Picking On Yahoo, Part Two
I rarely fill out surveys online, but given the ridiculous new password-prompting policy on Yahoo, I jumped at the chance to help them out when I saw their prominent “Help Us Improve Yahoo” ad on my Yahoo Finance page. Sweet fennel! A way for me to quickly and constructively voice my displeasure about Yahoo without having to interrupt Dustin from his Tetris experiment.
Clicking on the survey link, however, led to one of the worst designed surveys I’ve ever tried to participate in. Here’s the screenshot:
So what’s wrong here? In order of importance:
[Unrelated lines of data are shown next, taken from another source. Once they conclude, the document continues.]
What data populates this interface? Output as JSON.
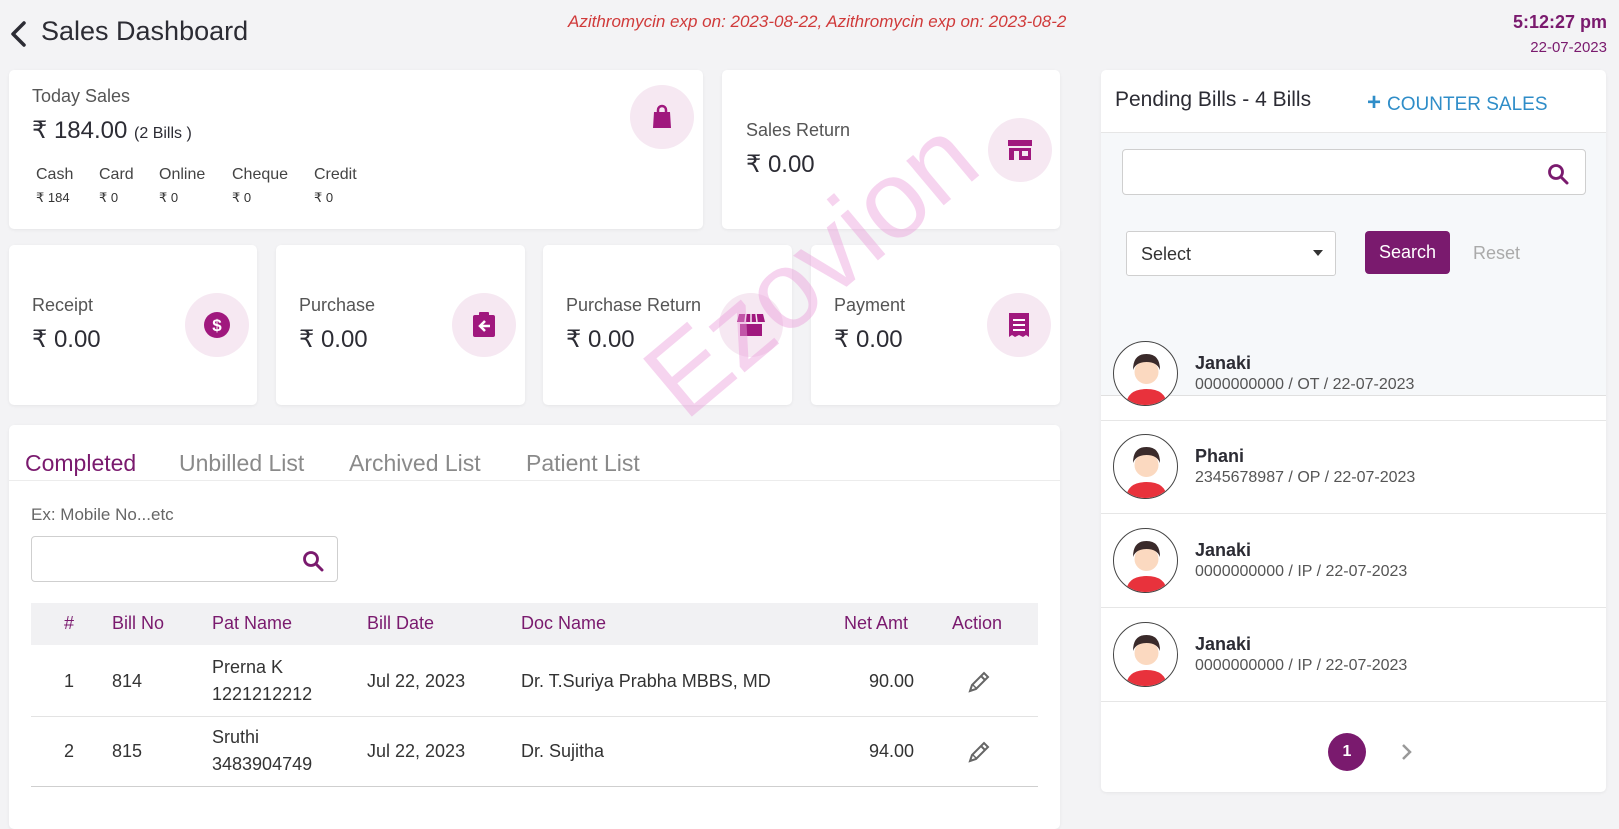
{
  "header": {
    "title": "Sales Dashboard",
    "alert": "Azithromycin exp on: 2023-08-22, Azithromycin exp on: 2023-08-2",
    "time": "5:12:27 pm",
    "date": "22-07-2023"
  },
  "today_sales": {
    "label": "Today Sales",
    "amount": "₹ 184.00",
    "bills": "(2 Bills )",
    "modes": [
      {
        "label": "Cash",
        "value": "₹ 184"
      },
      {
        "label": "Card",
        "value": "₹ 0"
      },
      {
        "label": "Online",
        "value": "₹ 0"
      },
      {
        "label": "Cheque",
        "value": "₹ 0"
      },
      {
        "label": "Credit",
        "value": "₹ 0"
      }
    ]
  },
  "sales_return": {
    "label": "Sales Return",
    "amount": "₹ 0.00"
  },
  "stats": [
    {
      "label": "Receipt",
      "amount": "₹ 0.00",
      "icon": "dollar-icon"
    },
    {
      "label": "Purchase",
      "amount": "₹ 0.00",
      "icon": "clipboard-arrow-icon"
    },
    {
      "label": "Purchase Return",
      "amount": "₹ 0.00",
      "icon": "store-icon"
    },
    {
      "label": "Payment",
      "amount": "₹ 0.00",
      "icon": "receipt-icon"
    }
  ],
  "tabs": [
    "Completed",
    "Unbilled List",
    "Archived List",
    "Patient List"
  ],
  "list_search": {
    "label": "Ex: Mobile No...etc"
  },
  "table": {
    "headers": [
      "#",
      "Bill No",
      "Pat Name",
      "Bill Date",
      "Doc Name",
      "Net Amt",
      "Action"
    ],
    "rows": [
      {
        "num": "1",
        "bill_no": "814",
        "pat_name": "Prerna K",
        "pat_phone": "1221212212",
        "bill_date": "Jul 22, 2023",
        "doc_name": "Dr. T.Suriya Prabha MBBS, MD",
        "net_amt": "90.00"
      },
      {
        "num": "2",
        "bill_no": "815",
        "pat_name": "Sruthi",
        "pat_phone": "3483904749",
        "bill_date": "Jul 22, 2023",
        "doc_name": "Dr. Sujitha",
        "net_amt": "94.00"
      }
    ]
  },
  "pending": {
    "title": "Pending Bills - 4 Bills",
    "counter_sales": "COUNTER SALES",
    "select": "Select",
    "search_btn": "Search",
    "reset": "Reset",
    "bills": [
      {
        "name": "Janaki",
        "details": "0000000000 / OT / 22-07-2023"
      },
      {
        "name": "Phani",
        "details": "2345678987 / OP / 22-07-2023"
      },
      {
        "name": "Janaki",
        "details": "0000000000 / IP / 22-07-2023"
      },
      {
        "name": "Janaki",
        "details": "0000000000 / IP / 22-07-2023"
      }
    ],
    "page": "1"
  },
  "watermark": "Ezovion",
  "colors": {
    "accent": "#7a1a6e",
    "alert": "#d03a3a",
    "link": "#2f8dc8"
  }
}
- This is not even a survey about Yahoo Finance. It’s about Yahoo Mail.
- I count 9 questions on the screen and I’m only “10% complete”. I extrapolate from this that in order to complete the survey, I will need to answer ALMOST 100 QUESTIONS. This was the point that they lost me… and I *wanted* to fill out a survey.
- Each question has 10 choices. Is that *really* necessary? How about just “poor, neutral, excellent”? The amount of brainpower required to make such granular judgements is prohibitive in surveys like this.
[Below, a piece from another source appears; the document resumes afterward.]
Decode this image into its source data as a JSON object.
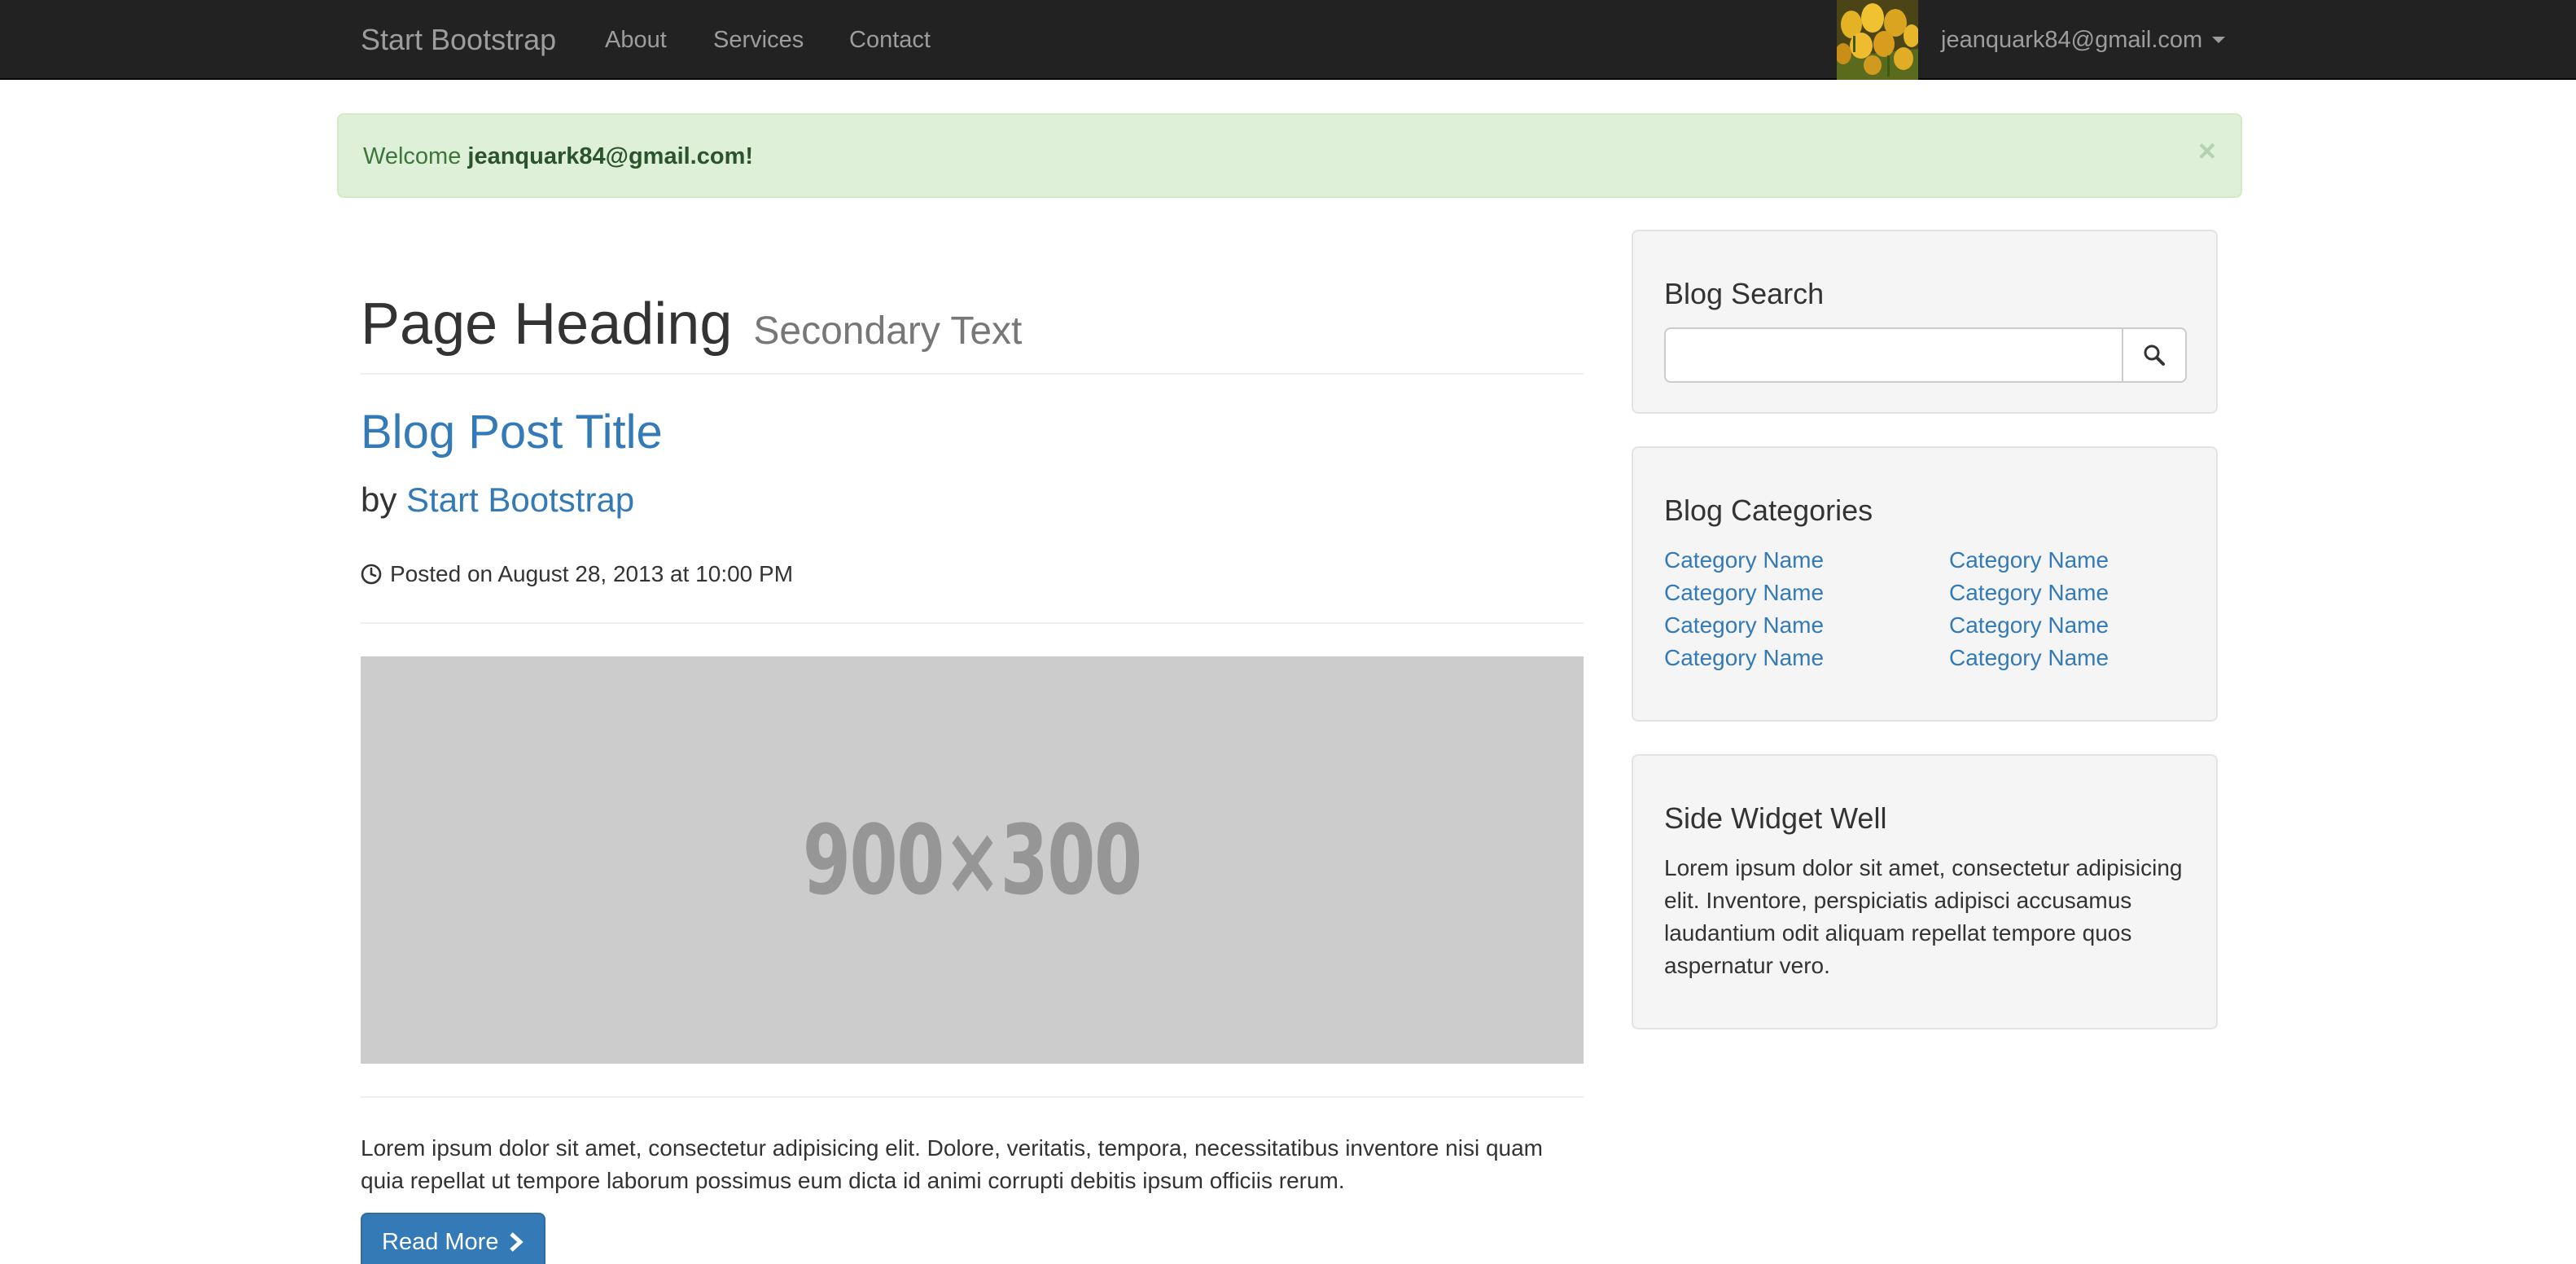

- Once I decided that I didn’t want to fill out every single item on this survey and maybe just check if there was anything related to Yahoo Finance or the password-prompting thing, I clicked “Continue” to quickly skip to other screens. Sorry, no go. It’s all or nothing. Unless I’m willing to fill out every single radio button in this survey (in order!) I cannot even participate. I want to give Yahoo *some* data and they won’t take it unless I give them *all* data.
This is really bad practice, Yahoo. You have presented a survey that will not only receive much less participation than it should, but the data you *do* get will not even be representative of your user base. The only people who will fill this out are people who are extremely patient, extremely concerned about you, and in possession of a lot of free time. Is that really representative of your user base? Cut this thing down to one page and you’ll learn a lot more.